§ What this task involves:
What lines in the records below contain the string "capital"? Copy every one.

==== The records ====

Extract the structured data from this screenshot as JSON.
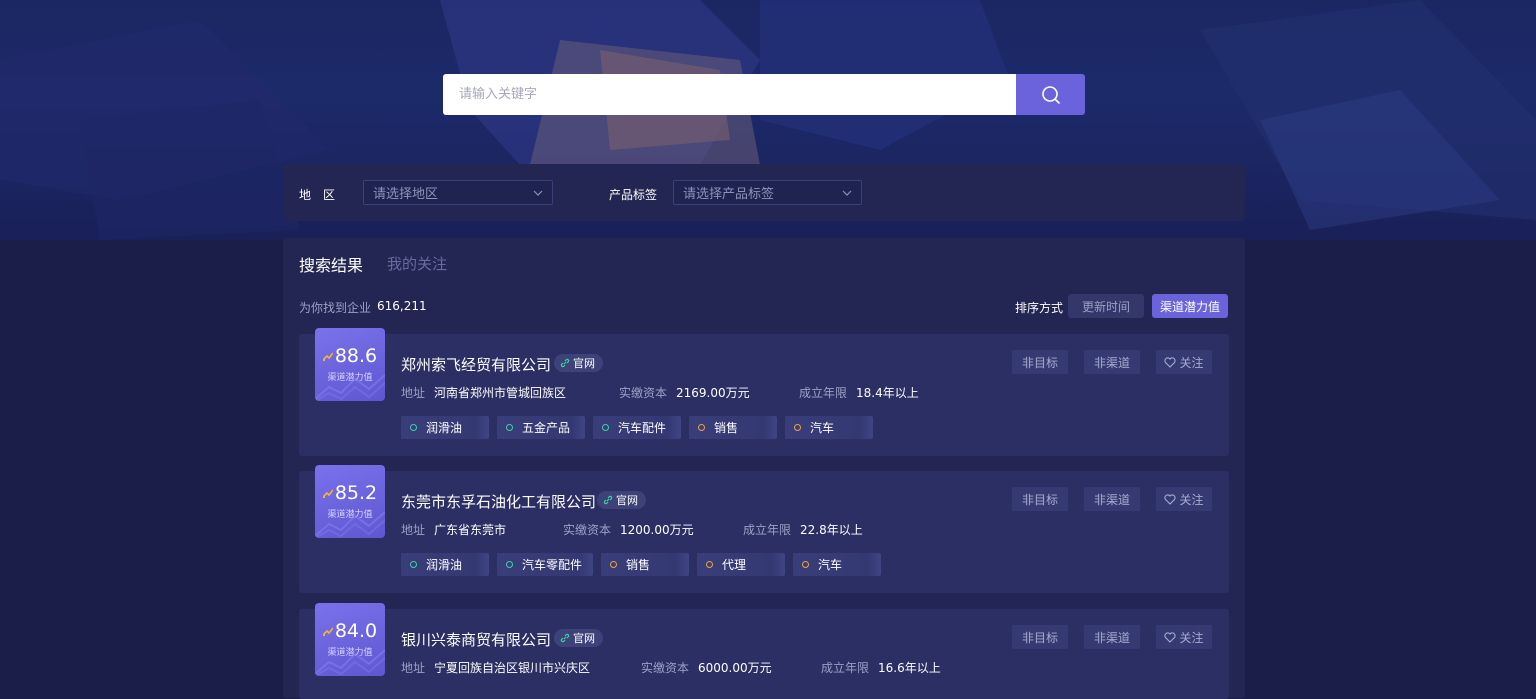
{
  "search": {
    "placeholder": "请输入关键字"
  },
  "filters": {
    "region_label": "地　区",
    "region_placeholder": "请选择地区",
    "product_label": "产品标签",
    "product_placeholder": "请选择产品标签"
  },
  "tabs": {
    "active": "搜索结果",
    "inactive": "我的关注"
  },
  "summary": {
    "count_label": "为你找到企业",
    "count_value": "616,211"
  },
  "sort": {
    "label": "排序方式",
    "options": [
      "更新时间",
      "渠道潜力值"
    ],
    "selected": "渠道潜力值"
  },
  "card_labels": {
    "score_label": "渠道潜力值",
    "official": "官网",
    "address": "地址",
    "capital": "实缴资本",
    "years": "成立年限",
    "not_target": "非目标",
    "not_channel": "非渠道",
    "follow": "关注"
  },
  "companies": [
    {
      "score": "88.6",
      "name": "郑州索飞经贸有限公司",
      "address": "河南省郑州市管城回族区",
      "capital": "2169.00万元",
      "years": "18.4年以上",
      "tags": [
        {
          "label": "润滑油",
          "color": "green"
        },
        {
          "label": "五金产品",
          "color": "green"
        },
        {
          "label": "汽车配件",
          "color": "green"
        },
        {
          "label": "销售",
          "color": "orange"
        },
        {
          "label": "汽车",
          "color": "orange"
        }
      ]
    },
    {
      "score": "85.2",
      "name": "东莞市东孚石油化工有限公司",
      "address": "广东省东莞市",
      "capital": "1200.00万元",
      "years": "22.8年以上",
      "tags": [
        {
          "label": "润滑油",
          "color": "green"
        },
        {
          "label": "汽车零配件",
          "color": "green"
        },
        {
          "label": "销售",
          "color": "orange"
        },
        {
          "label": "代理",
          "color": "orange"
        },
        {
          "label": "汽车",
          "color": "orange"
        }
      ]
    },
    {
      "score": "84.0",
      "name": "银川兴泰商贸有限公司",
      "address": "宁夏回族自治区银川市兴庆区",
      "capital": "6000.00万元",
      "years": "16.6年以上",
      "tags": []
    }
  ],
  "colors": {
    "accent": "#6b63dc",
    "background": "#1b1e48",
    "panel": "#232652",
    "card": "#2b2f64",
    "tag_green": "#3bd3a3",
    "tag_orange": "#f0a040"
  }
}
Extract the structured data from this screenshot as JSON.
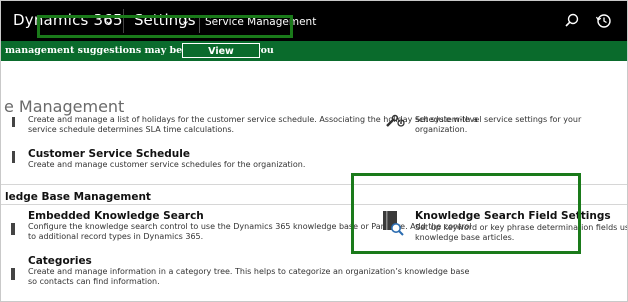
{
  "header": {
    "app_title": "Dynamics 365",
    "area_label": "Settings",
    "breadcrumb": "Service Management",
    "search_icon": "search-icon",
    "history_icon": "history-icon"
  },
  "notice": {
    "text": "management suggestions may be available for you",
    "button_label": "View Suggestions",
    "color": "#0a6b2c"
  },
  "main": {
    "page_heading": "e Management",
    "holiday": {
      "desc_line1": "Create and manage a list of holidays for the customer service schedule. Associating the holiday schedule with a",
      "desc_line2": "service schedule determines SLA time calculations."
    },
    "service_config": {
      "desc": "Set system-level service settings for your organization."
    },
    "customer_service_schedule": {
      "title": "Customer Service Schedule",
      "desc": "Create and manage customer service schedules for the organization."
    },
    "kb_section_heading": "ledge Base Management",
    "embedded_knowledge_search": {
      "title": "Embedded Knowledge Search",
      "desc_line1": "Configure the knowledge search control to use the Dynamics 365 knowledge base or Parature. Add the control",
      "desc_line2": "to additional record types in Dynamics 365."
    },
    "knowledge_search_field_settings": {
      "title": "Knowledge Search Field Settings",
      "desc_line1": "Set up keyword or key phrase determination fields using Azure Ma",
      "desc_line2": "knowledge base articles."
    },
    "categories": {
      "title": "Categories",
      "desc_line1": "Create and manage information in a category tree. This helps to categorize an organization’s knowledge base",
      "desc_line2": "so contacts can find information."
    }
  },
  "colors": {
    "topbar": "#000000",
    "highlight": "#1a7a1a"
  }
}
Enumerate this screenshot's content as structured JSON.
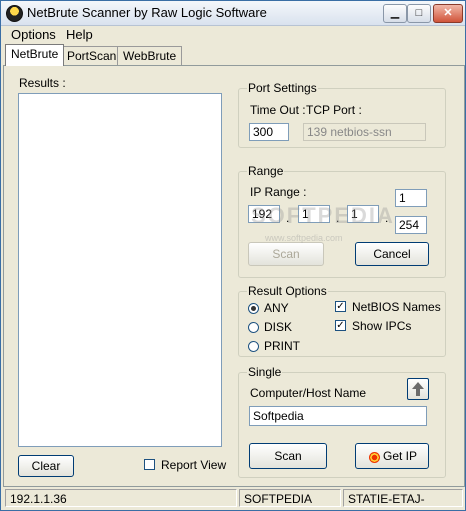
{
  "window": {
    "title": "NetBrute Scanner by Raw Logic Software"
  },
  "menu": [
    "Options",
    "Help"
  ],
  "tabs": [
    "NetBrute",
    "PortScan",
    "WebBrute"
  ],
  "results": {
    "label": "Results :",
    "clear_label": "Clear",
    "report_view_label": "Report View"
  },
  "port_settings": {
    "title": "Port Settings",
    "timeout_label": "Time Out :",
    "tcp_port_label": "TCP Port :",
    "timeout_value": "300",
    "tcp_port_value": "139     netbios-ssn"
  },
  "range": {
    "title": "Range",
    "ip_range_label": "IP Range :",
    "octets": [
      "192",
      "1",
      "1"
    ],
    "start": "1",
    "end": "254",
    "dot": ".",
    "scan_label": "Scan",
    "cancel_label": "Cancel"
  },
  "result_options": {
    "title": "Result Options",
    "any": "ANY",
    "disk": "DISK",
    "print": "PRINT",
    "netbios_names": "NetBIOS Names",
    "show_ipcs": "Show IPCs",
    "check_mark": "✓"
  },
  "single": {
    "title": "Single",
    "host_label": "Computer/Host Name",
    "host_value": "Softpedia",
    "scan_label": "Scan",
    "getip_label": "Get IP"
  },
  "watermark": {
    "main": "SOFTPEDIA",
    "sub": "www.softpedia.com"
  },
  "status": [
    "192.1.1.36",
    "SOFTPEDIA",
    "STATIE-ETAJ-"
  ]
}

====

§ Your solution:
    "capital": "实缴资本",
      "capital": "2169.00万元",
      "capital": "1200.00万元",
      "capital": "6000.00万元",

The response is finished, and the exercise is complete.